Ink has been spilled and recorders have been filled over Doug Wilson's comments that a culture change is needed in San Jose after the events of the last postseason. You know where I stand on the matter, but that post and that opinion is all in good fun. It's just hockey. In related just hockey news, the Toronto Maple Leafs hired 28-year-old wunderkind Kyle Dubas yesterday as their new assistant general manager.
Twitter was abuzz, as it always is when the Toronto Maple Leafs do literally anything. This was different though -- this was smart. Fired were two dinosaurs who consistently resisted the "statistical movement" and hired is a guy who embodies a lot of what the fancy-stats-nerds love about the game of hockey. That's great, good for the Maple Leafs, good for their fans, whatever.
There's more to the story. Dubas was hired from the Soo Greyhounds, a junior hockey team in the Ontario Hockey League. While there, Dubas did a lot of great hockey-related things; he also played a part in a really shitty real-life-thing. You know, the kind of stuff that actually matters. This story in the Winnipeg Free Press from 2012 should paint a pretty clear picture for you. I'll wait.
Right, so three players were charged with sexual assault and they were, inexplicably, not suspended. That's part of the problem. Equally disturbing is this quote from Dubas from the same article.
Cousins, Fritsch and Petaccio are being treated with similar kid gloves. They are attending a "confidential behavioural wellness program" because they need help dealing "with the stress associated with the charges," according to Greyhounds GM Kyle Dubas. Despite the severity of the charges, the team has not suspended them.
Haha, they need help dealing with the stress of the charges. The stress of the charges of sexually assaulting a girl. That's what Dubas decided was information important enough to relay to the media. It gets...less good.

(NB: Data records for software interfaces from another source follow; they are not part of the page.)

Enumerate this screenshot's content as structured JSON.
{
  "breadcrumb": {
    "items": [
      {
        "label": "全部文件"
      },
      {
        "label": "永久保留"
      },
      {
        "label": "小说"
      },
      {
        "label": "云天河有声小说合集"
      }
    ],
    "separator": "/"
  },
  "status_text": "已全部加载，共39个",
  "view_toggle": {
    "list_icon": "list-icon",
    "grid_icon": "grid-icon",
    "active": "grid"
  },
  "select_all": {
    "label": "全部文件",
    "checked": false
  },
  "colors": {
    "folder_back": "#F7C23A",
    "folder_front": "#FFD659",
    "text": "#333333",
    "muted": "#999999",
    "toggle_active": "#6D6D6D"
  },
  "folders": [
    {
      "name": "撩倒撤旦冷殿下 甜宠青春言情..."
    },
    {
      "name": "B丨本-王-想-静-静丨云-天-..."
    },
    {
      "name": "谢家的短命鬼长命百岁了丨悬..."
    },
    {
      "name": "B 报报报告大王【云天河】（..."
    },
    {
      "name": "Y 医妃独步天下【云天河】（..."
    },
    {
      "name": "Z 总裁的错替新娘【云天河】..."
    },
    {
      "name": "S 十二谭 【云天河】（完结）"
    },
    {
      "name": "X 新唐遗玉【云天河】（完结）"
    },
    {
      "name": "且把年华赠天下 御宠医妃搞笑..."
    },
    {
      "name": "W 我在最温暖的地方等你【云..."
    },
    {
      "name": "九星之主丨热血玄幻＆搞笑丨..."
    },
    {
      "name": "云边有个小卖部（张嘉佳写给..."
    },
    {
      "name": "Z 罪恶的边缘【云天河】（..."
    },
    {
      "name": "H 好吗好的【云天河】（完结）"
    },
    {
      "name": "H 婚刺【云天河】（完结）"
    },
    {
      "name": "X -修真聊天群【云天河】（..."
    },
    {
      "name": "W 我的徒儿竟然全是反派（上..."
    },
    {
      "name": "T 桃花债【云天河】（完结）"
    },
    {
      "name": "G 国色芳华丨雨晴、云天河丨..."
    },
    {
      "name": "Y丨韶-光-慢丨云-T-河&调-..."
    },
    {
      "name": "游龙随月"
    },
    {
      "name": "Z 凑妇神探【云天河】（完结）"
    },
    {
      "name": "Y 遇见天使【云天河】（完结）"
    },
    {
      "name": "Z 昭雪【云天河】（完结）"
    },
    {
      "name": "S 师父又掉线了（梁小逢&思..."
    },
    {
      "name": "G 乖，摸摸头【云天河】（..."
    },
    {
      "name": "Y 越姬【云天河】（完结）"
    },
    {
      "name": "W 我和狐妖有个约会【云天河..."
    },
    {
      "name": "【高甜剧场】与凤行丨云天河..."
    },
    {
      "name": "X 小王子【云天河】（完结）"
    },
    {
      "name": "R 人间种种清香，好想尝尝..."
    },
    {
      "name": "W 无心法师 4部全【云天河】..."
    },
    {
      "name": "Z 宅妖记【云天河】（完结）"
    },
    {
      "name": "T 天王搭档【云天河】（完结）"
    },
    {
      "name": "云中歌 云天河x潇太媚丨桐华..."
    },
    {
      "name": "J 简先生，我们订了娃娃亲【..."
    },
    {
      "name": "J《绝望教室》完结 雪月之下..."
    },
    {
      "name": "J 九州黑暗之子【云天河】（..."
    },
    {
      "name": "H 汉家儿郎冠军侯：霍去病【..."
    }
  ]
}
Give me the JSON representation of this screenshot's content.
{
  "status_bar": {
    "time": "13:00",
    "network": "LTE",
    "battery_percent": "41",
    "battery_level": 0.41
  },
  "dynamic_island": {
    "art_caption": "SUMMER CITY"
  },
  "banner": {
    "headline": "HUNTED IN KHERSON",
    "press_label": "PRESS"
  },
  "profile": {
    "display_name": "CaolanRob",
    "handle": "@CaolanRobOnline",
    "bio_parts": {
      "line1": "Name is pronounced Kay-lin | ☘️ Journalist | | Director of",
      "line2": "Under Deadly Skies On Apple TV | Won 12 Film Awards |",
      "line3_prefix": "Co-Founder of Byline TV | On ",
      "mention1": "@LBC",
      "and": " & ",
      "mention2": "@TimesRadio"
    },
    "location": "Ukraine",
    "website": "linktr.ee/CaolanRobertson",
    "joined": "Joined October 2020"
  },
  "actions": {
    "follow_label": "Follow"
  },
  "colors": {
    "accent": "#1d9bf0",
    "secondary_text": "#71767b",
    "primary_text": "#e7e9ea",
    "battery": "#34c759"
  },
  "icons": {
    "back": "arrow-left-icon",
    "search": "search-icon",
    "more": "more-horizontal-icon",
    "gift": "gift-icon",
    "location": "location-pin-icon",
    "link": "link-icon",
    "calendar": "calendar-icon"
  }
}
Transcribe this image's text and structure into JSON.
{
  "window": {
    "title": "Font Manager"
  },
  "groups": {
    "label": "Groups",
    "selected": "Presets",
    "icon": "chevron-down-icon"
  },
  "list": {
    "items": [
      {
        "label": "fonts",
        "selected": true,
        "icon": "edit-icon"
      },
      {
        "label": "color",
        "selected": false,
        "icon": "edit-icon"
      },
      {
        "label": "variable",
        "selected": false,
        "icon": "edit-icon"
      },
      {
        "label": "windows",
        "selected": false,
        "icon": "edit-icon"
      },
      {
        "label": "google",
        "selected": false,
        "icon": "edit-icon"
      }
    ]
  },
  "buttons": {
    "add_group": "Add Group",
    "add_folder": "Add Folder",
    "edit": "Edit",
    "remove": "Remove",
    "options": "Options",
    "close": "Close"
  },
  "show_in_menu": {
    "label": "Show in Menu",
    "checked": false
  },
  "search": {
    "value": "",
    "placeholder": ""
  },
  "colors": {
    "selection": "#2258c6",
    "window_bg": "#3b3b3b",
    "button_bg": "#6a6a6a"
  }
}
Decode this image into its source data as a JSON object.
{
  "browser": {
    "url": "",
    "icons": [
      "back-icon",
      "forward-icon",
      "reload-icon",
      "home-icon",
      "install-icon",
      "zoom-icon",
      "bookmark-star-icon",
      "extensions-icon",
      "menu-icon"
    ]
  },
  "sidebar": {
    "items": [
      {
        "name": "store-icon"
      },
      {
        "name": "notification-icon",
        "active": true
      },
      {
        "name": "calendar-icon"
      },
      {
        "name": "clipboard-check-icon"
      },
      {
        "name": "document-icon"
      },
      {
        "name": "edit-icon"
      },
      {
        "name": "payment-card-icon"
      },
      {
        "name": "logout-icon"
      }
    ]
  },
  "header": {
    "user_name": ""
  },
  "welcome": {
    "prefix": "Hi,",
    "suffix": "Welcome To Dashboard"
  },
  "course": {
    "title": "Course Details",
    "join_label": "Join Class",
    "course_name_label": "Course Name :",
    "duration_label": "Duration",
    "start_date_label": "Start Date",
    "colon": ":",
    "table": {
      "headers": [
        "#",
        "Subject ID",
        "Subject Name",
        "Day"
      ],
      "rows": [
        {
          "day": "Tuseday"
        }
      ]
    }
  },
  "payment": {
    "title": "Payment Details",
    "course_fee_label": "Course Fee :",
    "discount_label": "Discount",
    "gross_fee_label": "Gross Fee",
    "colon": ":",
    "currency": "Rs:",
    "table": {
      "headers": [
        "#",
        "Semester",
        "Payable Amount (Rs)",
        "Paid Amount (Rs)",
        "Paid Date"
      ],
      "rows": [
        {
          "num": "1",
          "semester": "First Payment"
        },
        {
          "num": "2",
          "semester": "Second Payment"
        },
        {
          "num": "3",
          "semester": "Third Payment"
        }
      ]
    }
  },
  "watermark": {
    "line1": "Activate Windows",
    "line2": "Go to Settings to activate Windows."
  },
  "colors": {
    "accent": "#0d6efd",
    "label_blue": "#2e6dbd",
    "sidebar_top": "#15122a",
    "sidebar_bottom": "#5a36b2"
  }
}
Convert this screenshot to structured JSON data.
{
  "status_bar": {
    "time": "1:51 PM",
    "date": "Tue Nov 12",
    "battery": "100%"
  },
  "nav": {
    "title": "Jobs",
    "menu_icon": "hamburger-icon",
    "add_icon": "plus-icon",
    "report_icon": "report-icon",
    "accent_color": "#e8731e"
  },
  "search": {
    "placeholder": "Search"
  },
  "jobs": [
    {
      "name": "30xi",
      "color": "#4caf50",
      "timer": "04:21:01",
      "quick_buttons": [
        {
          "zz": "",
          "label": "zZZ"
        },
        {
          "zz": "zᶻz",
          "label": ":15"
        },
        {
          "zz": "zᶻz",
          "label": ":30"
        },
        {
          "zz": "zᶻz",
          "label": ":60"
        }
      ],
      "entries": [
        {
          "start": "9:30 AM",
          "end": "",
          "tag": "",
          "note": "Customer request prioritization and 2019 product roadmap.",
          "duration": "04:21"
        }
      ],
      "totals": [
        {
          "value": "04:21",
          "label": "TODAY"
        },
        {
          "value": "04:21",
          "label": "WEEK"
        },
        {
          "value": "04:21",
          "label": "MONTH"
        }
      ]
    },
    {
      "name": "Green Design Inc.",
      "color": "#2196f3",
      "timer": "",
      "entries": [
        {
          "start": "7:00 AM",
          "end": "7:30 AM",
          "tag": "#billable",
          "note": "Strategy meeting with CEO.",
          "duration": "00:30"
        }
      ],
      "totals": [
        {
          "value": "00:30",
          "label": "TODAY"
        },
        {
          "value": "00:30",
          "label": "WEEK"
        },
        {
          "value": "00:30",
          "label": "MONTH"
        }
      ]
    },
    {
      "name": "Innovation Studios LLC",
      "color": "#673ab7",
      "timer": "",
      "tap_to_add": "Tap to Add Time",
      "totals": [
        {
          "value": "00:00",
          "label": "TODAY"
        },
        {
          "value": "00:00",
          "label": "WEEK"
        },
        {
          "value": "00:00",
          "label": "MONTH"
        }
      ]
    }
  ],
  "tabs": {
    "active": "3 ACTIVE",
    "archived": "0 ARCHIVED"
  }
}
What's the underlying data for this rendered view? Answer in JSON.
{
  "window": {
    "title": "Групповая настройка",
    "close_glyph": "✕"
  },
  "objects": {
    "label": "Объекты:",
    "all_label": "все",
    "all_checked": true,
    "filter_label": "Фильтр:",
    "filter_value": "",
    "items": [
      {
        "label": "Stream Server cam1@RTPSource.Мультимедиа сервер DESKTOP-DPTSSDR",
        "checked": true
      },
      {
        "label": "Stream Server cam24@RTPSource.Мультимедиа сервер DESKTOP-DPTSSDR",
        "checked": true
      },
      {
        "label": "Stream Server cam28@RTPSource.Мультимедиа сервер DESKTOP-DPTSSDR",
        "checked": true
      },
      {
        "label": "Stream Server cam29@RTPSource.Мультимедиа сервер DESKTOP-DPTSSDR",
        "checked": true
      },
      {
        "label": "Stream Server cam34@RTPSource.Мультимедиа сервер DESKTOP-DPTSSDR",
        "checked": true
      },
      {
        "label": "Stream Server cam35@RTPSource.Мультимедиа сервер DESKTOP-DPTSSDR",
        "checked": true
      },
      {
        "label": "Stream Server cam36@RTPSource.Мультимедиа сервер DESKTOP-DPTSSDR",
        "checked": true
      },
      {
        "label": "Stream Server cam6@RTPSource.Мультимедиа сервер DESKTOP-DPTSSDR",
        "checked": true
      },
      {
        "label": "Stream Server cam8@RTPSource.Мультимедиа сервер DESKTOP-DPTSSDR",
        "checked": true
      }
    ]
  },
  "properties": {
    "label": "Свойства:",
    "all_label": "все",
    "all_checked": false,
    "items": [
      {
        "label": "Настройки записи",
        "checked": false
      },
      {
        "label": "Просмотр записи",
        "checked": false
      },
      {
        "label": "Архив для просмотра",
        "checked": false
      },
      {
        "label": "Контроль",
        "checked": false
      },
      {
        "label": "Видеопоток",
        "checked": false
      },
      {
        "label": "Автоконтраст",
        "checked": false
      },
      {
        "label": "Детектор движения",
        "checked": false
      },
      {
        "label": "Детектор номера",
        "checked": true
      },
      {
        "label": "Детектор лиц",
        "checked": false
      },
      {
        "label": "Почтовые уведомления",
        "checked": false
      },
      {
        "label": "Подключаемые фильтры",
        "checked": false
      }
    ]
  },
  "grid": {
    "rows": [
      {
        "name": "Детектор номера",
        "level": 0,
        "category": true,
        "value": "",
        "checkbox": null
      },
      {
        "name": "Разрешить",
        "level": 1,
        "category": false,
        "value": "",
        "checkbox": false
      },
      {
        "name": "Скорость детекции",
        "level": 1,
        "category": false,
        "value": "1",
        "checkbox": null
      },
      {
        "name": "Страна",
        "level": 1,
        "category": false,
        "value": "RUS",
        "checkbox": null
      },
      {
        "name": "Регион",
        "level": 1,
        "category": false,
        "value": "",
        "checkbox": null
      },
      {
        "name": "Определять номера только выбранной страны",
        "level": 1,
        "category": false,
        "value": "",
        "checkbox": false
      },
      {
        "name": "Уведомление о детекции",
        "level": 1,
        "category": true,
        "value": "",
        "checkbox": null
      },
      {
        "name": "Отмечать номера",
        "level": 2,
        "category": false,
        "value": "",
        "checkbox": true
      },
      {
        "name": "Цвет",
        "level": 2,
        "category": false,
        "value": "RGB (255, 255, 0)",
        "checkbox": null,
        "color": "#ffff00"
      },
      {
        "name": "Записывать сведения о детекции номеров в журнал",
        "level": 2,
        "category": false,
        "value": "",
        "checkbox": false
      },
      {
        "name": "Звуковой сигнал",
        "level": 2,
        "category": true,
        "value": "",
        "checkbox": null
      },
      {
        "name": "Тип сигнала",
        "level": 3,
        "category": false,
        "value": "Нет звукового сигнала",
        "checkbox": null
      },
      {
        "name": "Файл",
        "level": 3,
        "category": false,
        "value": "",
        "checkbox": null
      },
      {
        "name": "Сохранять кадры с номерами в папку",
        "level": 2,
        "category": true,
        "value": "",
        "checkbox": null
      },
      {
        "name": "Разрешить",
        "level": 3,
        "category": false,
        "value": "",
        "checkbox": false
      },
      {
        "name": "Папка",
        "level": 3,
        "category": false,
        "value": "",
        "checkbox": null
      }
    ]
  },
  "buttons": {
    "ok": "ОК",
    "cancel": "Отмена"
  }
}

"The people running the (confidential) program are going to give us the nod of approval when they feel all three young men are ready to be reintegrated back into the team," said Dubas on Sept. 4. "They'll give us the approval on it when they believe the boys are ready... Hockey is not the priority for them right now."
Let me be clear: the problem here is 100 percent the tone of the statements being made by Dubas. These MEN (they are not BOYS, for God's sakes) have been charged with sexually assaulting a woman and are being treated like a couple of teenagers who made the mistake of drinking too much one night and missing a practice the next morning. The concern in this situation is not on the MEN who are accused of ASSAULT -- the concern ought to be on the VICTIM of these alleged attacks.
The charges were dropped in 2013, which I imagine will be of particular interest to some of the less savory portions of the Internet. The point isn't whether or not the alleged assault took place, it's the light, seemingly uncaring way that Dubas handled it. Someone in charge of young men should be doing a much, much better job of conveying the severity of a situation like this.
He's not in control of young men anymore. In fact, there's a very low likelihood that he will be faced with this problem again; but it's part of his story -- it's part of the story. Just not a part of any of the coverage I have read in the 24 hours since his hiring (I'm welcome to be shown evidence to the contrary, of course). I understand this isn't part of the old school vs. new school that journalists want to write about -- and that's fine. That is going to be the main focus of the story; but don't tell me that there's no place for this bit of history to be mentioned along with it.When telling a story, as is a journalist's job, it's important to make it as complete as possible. I feel like the hockey community has failed - again. The culture change needed in hockey isn't the one described by Wilson. There are two culture changes we need:
1. A change to a culture in the locker room and in the organizations that treat sexual assault as seriously as they need to. They're not even close right now as evidenced by the fact that this stuff keeps happening.
2. A change in sports journalism culture to one where journalists do their damn job and tell the whole story, not just the parts they want to tell.
The kind of heart and grit we need in hockey is empathy towards alleged victims, and the resolve to deal with the accused in a manner befitting what they are accused of.
So how about we take a break from celebrating someone who knows how a calculator works long enough to acknowledge the story.